June 5, 2019, 1:30 PM EST
Indigenous Student Programs Coordinator
University of British Columbia
Savanah Knockwood is the Indigenous Student Programs Coordinator at the Centre for Excellence in Indigenous Health at the University of British Columbia. In her role she leads the student pillar, where she focuses on Indigenous student recruitment and retention initiatives for health science programs at UBC.
The goal of her work is to increase Indigenous student participation in health science programs, to promote successful student recruitment and retention initiatives, and to increase the number of Indigenous health care professionals working in all sectors.
Previously she worked with the UBC Faculty of Arts Aboriginal Student Affairs team where she promoted and supported Aboriginal student success, the Women’s Issues Branch with the Government of New Brunswick where she authored a fact sheet about violence against Aboriginal women, and as a research assistant with the Native Studies Department at St. Thomas University.
She received her Bachelor of Arts in Asian Studies and International Relations from the University of British Columbia, and is a member is a member of the Mi’kmaq First Nation.
Since the release of the Truth and Reconciliation Commission's (TRC) Calls to Action in June of 2015, there has been increased interest in recruiting Indigenous students to post-secondary institutions. Indigenous people have lower educational attainment and participation rates than their non-Indigenous counterparts; this gap is especially acute at the degree level.
However, successful recruitment of Indigenous students requires a specialized, targeted, and multi-tiered approach that employs techniques and strategies that can be considered unconventional when compared to working with a general prospective student audience. It also requires a shift in how the institution as a whole orients itself with respect to Indigenous communities and ways of knowing. The institutions and programs we are recruiting Indigenous students to must be prepared to adapt to the unique experiences and perspectives that Indigenous students bring to our campuses to ensure their success.
In her work as the Indigenous Student Programs Coordinator with the Centre for Excellence in Indigenous Health, Savanah Knockwood’s portfolio encompasses Indigenous student recruitment and retention initiatives for health science programs at the University of British Columbia. She created a theory of “holistic recruitment”, which outlines key areas of focus that need to be targeted to successfully recruit and retain, Indigenous students that can be applied to any program.

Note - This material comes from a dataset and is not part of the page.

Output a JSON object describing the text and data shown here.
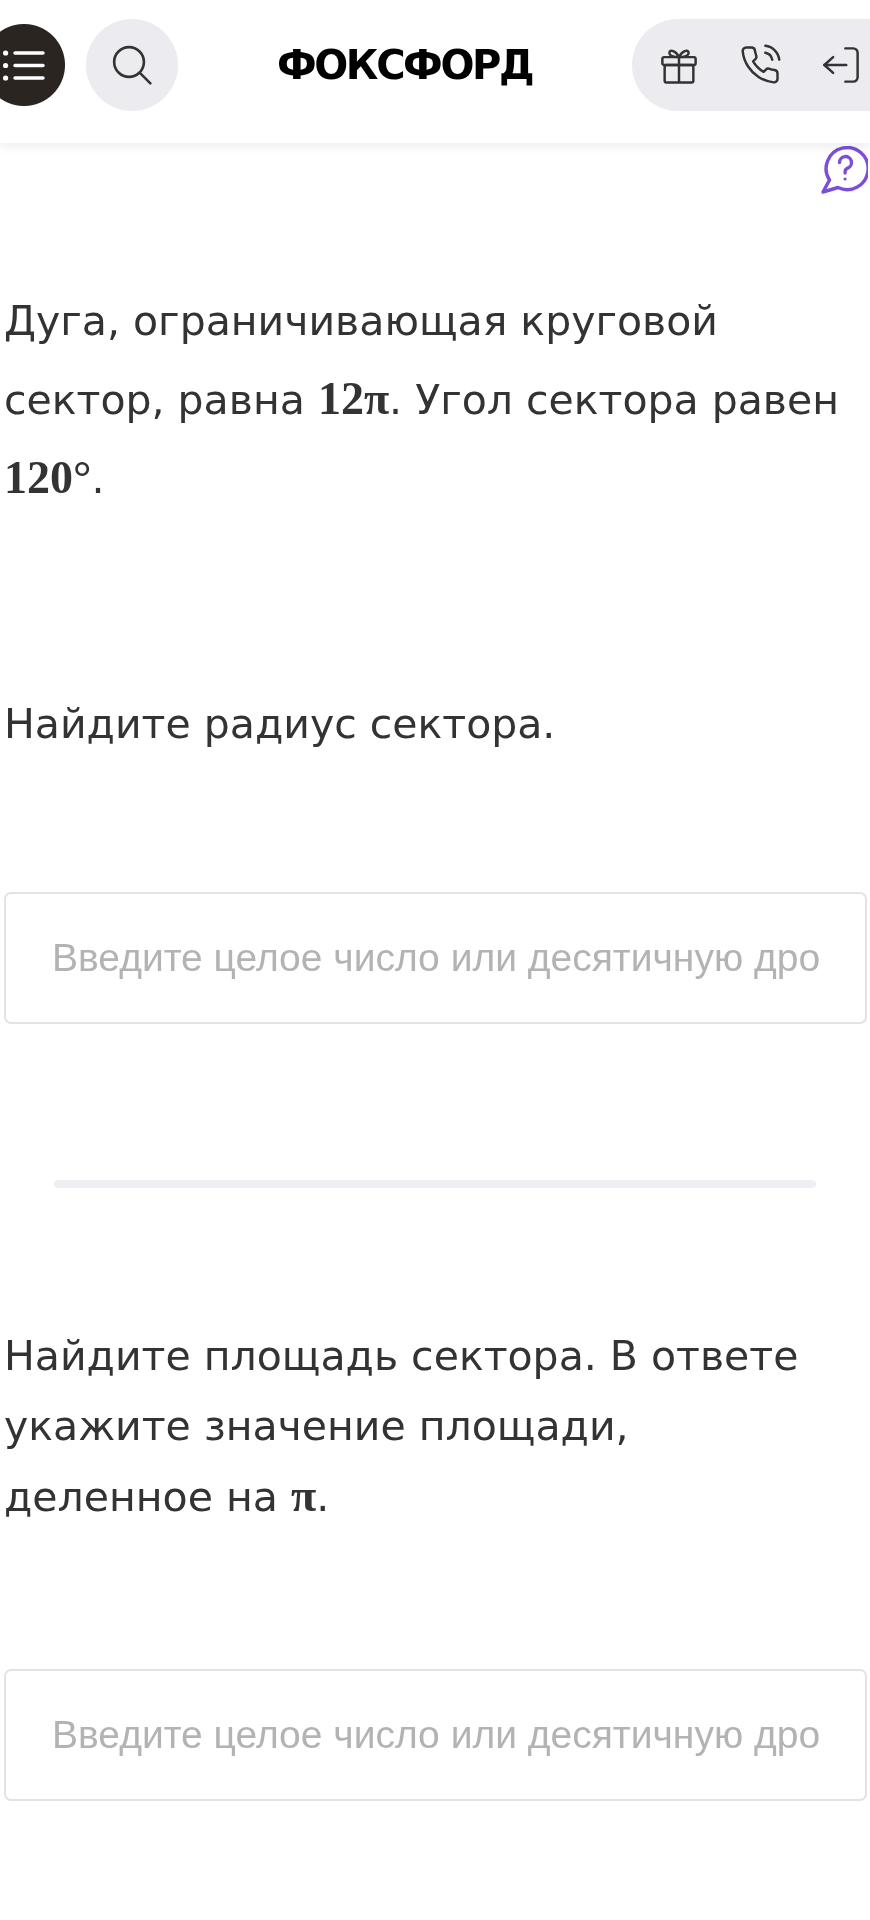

In this webinar attendees will learn about the historical context of Indigenous peoples and their relationship with Canada as it informs the theory of “holistic recruitment”, examples of successful recruitment and retention programs and initiatives as evidenced at the University of British Columbia, and how to best utilize the strengths of our institutions and communities to build relationships, partnerships, programs, and strategies that will promote excellence for our newly recruited Indigenous students.
Comments From Previous Presentation Attendees
(Gathered anonymously from SEMM Forum 2018 app feedback)
"Inspirational and thoughtful. Gave me some good ideas in how to approach my world with indigenous students. Thank you for your presentation!"
"Speaker is passionate and knowledgeable about topic. She did a good job laying a foundation."
"Good conversation around considerations for indigenous students and recruitment."
"Thank you for an inspiring presentation. Your passion is contagious."
"Speaker passionate and knowledgeable about topic. Did good job laying a foundation."
"Great content. Gave great suggestions to improve indigenous relationships."